+++ Data shown

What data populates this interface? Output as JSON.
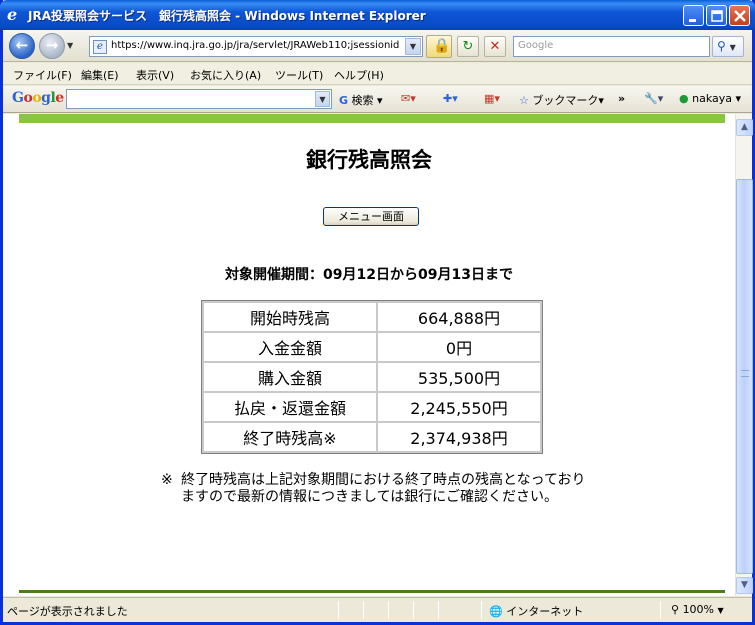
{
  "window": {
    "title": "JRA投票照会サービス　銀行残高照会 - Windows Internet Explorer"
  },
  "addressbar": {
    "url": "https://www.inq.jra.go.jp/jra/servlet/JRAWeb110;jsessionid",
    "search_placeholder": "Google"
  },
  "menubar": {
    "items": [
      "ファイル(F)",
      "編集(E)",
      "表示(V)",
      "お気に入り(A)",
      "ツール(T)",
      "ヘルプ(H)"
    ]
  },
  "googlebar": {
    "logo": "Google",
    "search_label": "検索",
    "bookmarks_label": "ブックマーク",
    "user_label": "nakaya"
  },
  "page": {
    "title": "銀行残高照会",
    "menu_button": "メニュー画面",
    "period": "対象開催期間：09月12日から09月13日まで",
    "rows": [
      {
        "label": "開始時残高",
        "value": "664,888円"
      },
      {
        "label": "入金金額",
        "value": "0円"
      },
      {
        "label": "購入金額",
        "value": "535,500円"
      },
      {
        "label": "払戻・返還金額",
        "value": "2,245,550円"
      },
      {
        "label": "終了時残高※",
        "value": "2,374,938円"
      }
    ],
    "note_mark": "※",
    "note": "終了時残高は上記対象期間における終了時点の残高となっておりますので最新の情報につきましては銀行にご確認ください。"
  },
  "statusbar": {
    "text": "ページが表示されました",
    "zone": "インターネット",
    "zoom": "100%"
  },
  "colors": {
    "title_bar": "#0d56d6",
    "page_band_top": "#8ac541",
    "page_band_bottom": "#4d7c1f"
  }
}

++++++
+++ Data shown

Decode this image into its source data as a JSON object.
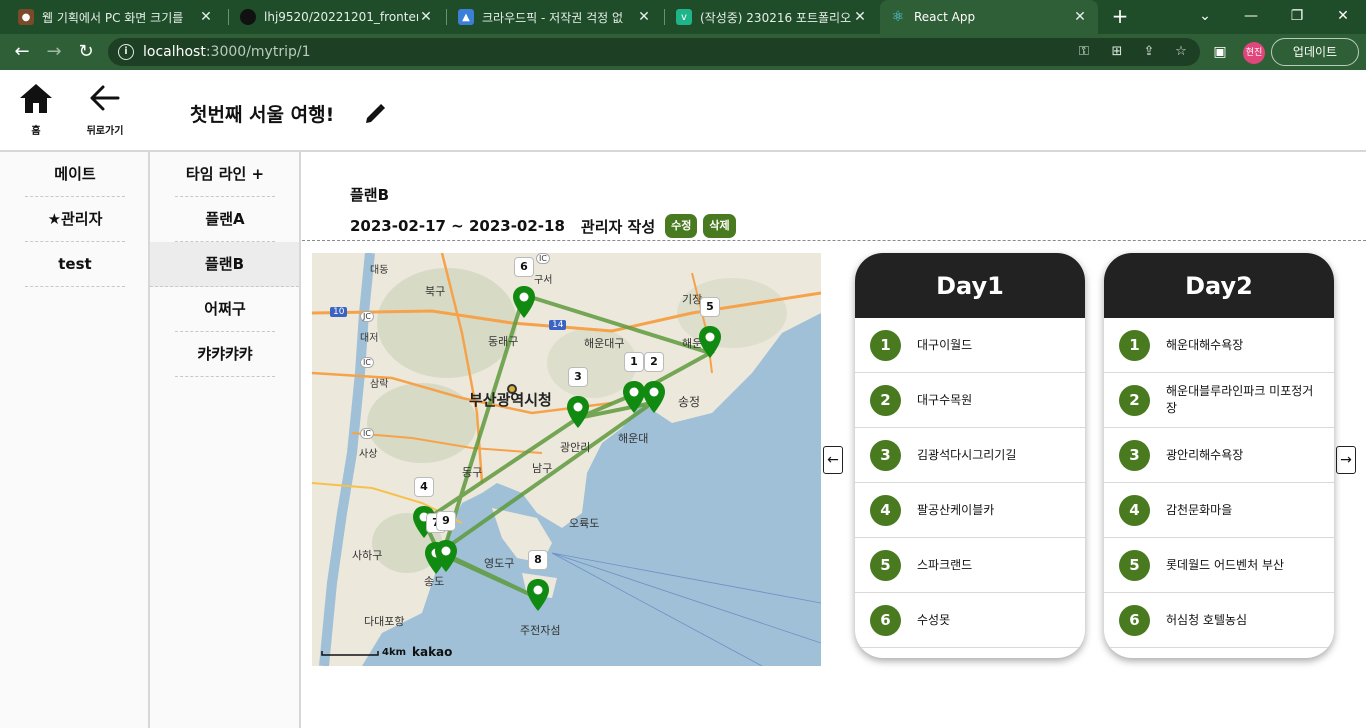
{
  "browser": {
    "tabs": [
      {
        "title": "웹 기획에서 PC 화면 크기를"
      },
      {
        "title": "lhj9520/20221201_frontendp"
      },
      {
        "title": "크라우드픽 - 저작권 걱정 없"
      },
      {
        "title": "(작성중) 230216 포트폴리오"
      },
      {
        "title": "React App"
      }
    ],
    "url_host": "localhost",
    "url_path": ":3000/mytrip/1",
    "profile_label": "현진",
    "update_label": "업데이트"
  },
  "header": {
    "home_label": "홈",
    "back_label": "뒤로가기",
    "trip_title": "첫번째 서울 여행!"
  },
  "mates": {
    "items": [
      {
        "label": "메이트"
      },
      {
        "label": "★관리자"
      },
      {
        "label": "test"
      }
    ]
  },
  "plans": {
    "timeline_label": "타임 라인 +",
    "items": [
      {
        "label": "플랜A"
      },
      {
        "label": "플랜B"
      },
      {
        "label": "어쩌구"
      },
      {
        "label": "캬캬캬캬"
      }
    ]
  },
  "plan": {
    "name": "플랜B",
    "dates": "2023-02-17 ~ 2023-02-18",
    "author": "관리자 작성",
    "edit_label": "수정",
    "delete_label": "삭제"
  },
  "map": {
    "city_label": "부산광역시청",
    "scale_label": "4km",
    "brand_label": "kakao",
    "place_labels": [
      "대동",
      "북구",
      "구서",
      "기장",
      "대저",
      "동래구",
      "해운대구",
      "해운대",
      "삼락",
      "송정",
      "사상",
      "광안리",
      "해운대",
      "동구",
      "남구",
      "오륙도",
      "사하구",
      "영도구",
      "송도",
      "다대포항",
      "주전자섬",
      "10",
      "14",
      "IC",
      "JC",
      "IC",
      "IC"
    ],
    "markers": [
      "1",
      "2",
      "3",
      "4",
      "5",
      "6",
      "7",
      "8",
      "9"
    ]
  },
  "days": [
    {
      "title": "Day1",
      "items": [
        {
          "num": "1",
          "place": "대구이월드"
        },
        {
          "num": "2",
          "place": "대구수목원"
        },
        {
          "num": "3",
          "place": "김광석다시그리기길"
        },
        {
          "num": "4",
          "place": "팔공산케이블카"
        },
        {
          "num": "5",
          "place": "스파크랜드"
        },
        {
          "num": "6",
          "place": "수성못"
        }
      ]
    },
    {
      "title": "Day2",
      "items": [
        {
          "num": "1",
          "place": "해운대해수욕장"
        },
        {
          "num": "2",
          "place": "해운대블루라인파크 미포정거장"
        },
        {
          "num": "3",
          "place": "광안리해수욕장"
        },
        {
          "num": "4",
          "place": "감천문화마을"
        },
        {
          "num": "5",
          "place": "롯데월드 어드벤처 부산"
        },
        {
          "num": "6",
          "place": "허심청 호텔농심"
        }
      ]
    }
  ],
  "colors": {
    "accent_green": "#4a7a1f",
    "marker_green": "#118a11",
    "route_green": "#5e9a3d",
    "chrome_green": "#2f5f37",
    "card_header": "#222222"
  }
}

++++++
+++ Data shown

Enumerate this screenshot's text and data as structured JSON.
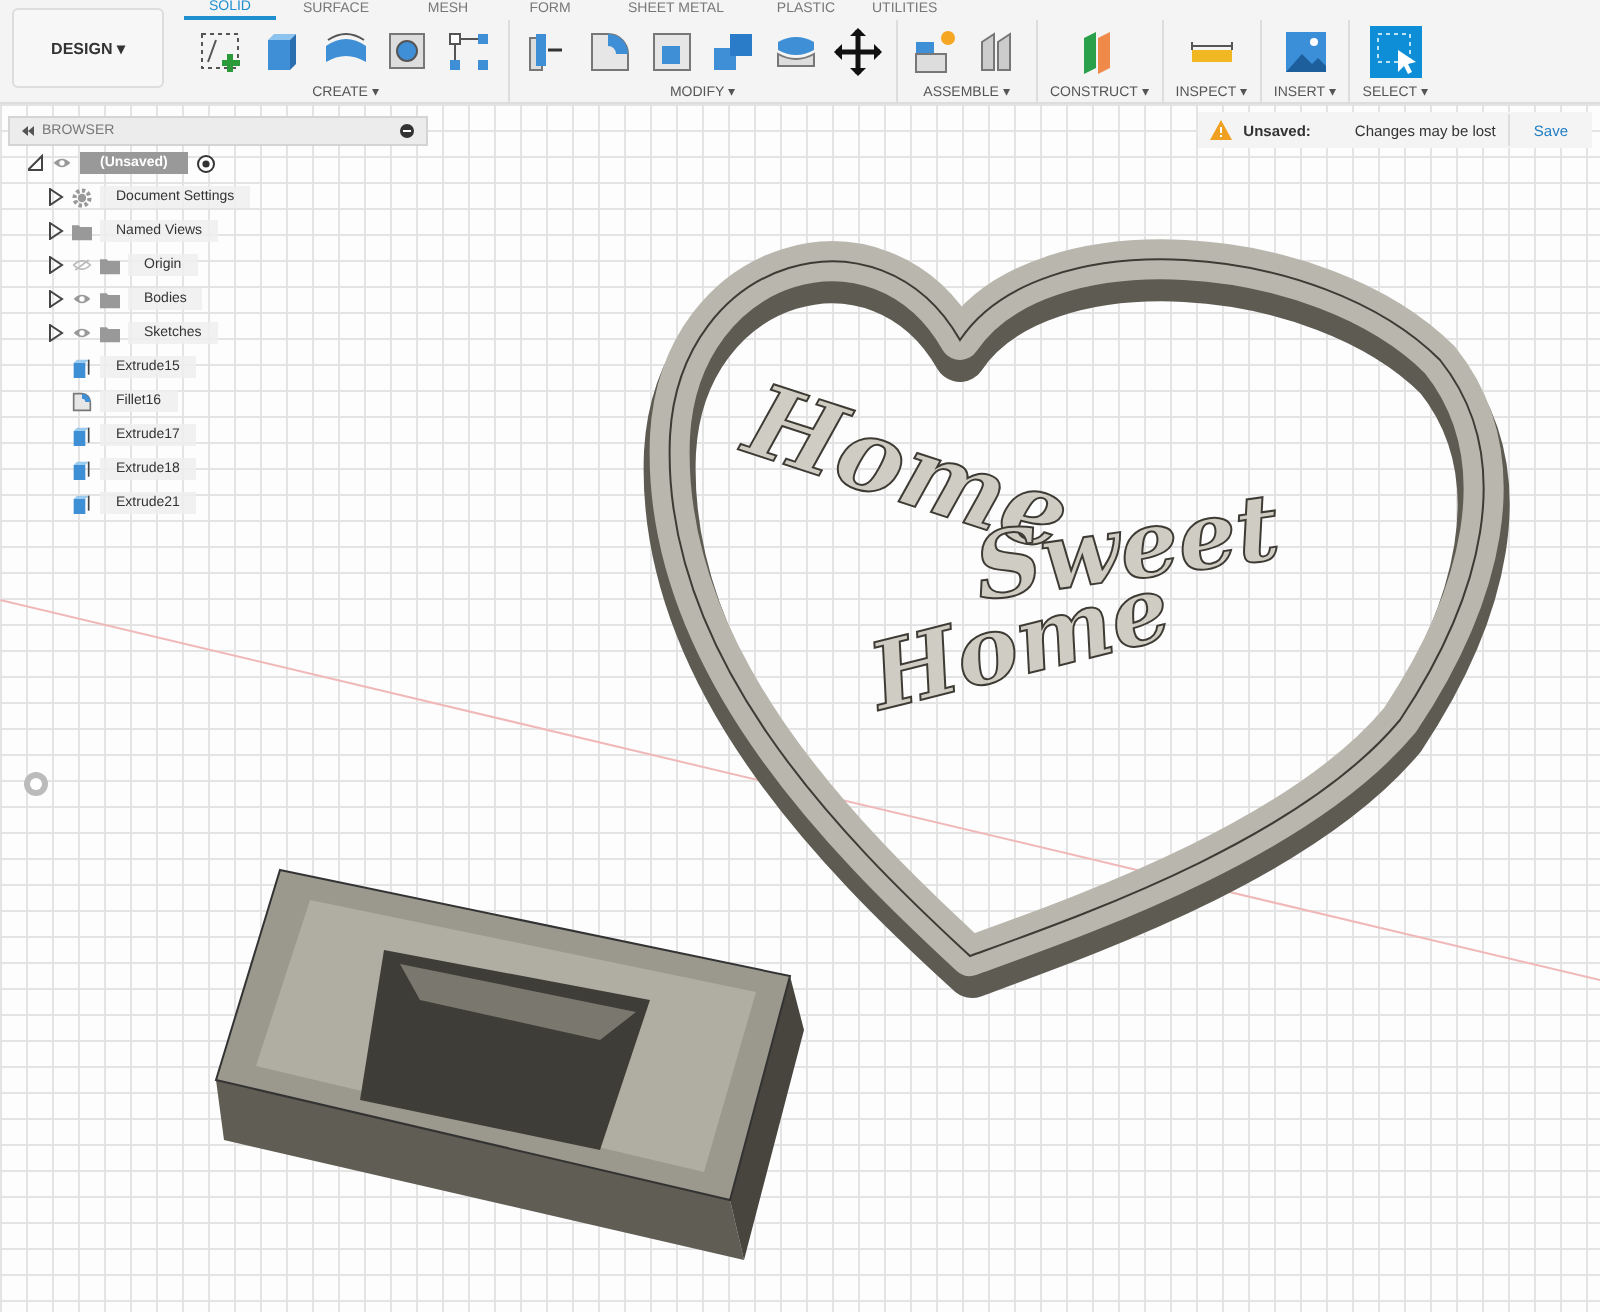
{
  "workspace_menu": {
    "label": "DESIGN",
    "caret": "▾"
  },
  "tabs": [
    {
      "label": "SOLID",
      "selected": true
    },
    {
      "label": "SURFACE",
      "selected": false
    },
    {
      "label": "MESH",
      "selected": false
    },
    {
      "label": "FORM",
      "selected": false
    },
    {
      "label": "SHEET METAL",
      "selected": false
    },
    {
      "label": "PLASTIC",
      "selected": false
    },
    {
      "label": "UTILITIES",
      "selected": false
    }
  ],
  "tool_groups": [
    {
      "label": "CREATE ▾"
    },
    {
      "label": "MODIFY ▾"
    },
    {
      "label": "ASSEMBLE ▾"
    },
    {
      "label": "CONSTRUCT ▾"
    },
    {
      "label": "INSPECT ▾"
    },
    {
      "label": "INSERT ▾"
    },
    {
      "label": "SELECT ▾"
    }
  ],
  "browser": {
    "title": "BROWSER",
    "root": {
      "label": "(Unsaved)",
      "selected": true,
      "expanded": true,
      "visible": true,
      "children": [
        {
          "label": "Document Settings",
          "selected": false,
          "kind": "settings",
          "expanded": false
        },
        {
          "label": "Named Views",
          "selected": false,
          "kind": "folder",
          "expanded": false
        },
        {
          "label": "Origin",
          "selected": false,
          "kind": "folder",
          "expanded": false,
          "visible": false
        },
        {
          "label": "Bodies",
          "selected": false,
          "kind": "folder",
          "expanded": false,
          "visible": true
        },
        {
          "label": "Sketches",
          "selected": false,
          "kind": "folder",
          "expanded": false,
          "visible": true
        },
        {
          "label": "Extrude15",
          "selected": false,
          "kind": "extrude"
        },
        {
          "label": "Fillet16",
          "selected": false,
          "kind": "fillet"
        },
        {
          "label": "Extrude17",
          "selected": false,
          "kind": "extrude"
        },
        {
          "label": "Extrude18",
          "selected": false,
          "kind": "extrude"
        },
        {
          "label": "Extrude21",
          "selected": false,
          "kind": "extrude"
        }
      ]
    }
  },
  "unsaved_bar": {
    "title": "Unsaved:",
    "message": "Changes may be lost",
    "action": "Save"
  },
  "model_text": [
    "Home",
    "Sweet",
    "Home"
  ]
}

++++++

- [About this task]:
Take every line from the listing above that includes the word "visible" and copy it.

- [Written answer]:
      "visible": true,
          "visible": false
          "visible": true
          "visible": true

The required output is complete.